REPAiR’s overall concept

REPAiR applies – for the first time – a geodesign approach including waste and resource management in order to reveal the local space-specific challenges of waste and resource management using life cycle analyses (LCA) and Urban Metabolism. Campagna (2014) defines geodesign as ‘an integrated process informed by environmental sustainability appraisal, which includes project conceptualisation, analysis, projection and forecasting, diagnosis, alternative design, impact simulation and assessment, and which involves a number of technical, political and social actors in collaborative decision-making’. The advances of geodesign compared to older landscape and environmental planning approaches are threefold. It allows for (1) an extensive use of digital data in design, evaluation and communication; (2) gives a prominent role to design, by developing spatial solutions to specific place-based (genius loci) problems; and (3) its transdisciplinary nature calls for collaboration.

REPAiR adapts Carl Steinitz’s (2012) geodesign framework, comprising six questions (see below) that are asked at, at least three points in a geodesign project: (1) to understand the study area, (2) to specify the methods and (3) to perform the study. The answers to Steinitz’s questions are six models of current functions and performance, as well as possible future alterations to a specific area. The models build the components of the GSDE in terms of software solutions and the decision-making process, and reflect the work package structure of REPAiR.

The six questions and three iterations of Steinitz’s geodesign framework (in reality the process is much more iterative).


Using Steinitz’s framework has distinctive advantages:

  • the use of methods and data is decision-driven;
  • the change models comprise designs of several solutions to specific challenges, tested in real-life environments;
  • the collected data represent relevant scale(s) and detail levels;
  • case-specific, relevant sustainability indicators are revealed;
  • using the framework triggers a transparent decision-making process.

An extended Urban Metabolism Approach

REPAiR integrates life cycle thinking and geodesign to operationalise urban metabolism (UM). UM describes the continuous flows of energy, resources, waste, information and people into, out of, and within any given metropolitan area. It considers the area as interacting subsystems, permanently adapting to political, economic and natural environments. The UM concept has inter alia been used as an analytical tool to examine the energy and material exchanges ‘between cities and the rest of the world’ (Fischer-Kowalski, 2002). In other words, UM is a framework for modelling complex urban systems’ material and energy streams as if the city were an ecosystem. Using this framework enables studying the dynamics of cities in relation to scarcity, carrying capacity, and conservation of mass and energy (Newman et al., 2009). REPAiR builds on the extended UM approaches (e.g. Minx et al. 2011, Schremmer et al. 2011, Pincetl et al. 2012), in which urban subsystems with their environmental and spatial impacts are addressed more explicitly. REPAiR also builds upon the notion of synergism in UM studies, focusing on the benefits of the intrinsic relationships existing within the urban metabolic system (Zhang et al. 2014).

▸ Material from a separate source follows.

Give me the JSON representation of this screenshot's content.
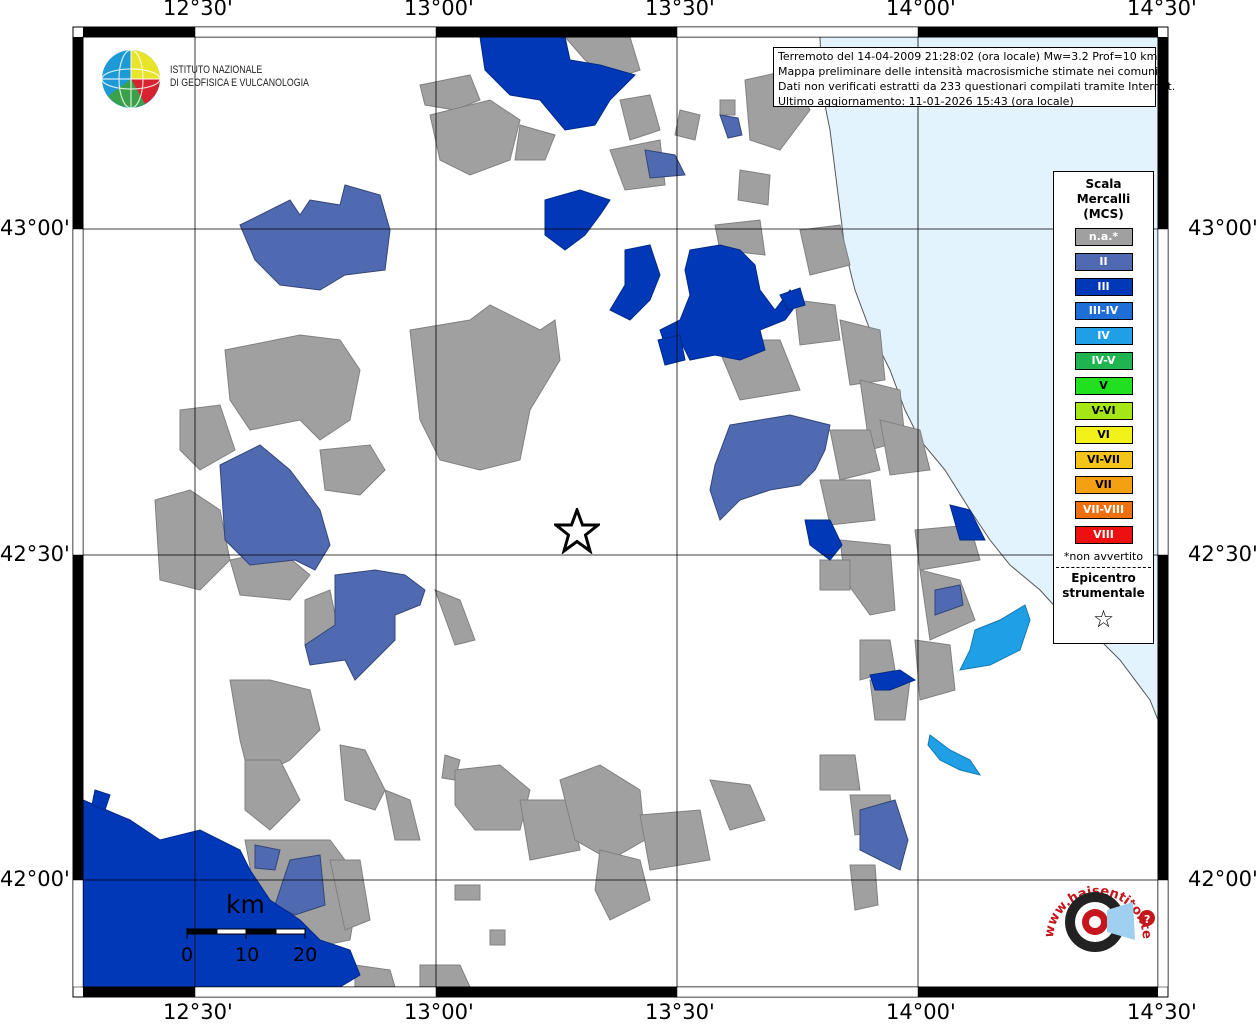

Waste as Resource

REPAiR’s understanding of UM facilitates the shift to seeing waste as a resource, while determining the implications of this shift and exploring ways to tackle it. Therefore, REPAiR does not focus on ‘end-of-pipe’ potential alone, but traces waste flows back to resource consumption patterns. This is essential for two reasons: (1) the role of consumption behaviour in sustainable urban development is still insufficiently studied; and (2) this approach enables estimating the best possible change routes towards a circular economy. An adequate classification of waste, fitting all European waste management policies and regulations, is required for this purpose. While a definition of waste is provided within the Waste Framework Directive (2008/98/EC) and includes by-products and end-of-waste criteria, (see e.g. EC (2011c)), REPAiR offers an outstanding contribution to these efforts by including technological and social developments, both up and downstream, and defining if, when and where waste becomes a resource. REPAiR addresses five preliminary flow categories: construction & demolition waste, biowaste, post-consumer plastic waste, electrical waste and electronic equipment, and municipal solid waste. Along the project’s trajectory, other flows may emerge as priorities in each case study area, such as post-industrial waste or medical waste Furthermore, REPAiR innovates by focusing on ‘wasted landscapes’ (WL), which apply to open spaces as well as built entities, like buildings and infrastructure.

Trans-disciplinary considerations

The geodesign approach is by definition transdisciplinary. REPAiR uses two key strategies to achieve a successful transdisciplinary working environment. First, the first six months of the project are allocated to developing a shared understanding of key concepts and methods used to develop the GDSE. Specific deliverables are a joint vision of the GDSE and methodological handbooks. Second, REPAiR uses peri-urban living labs (PULLs), which integrate the research and teaching activities related to REPAiR with the activities of local consortium partners. In situ development of strategies for a circular economy (CE) within multidisciplinary teams will enforce the transdisciplinary collaboration.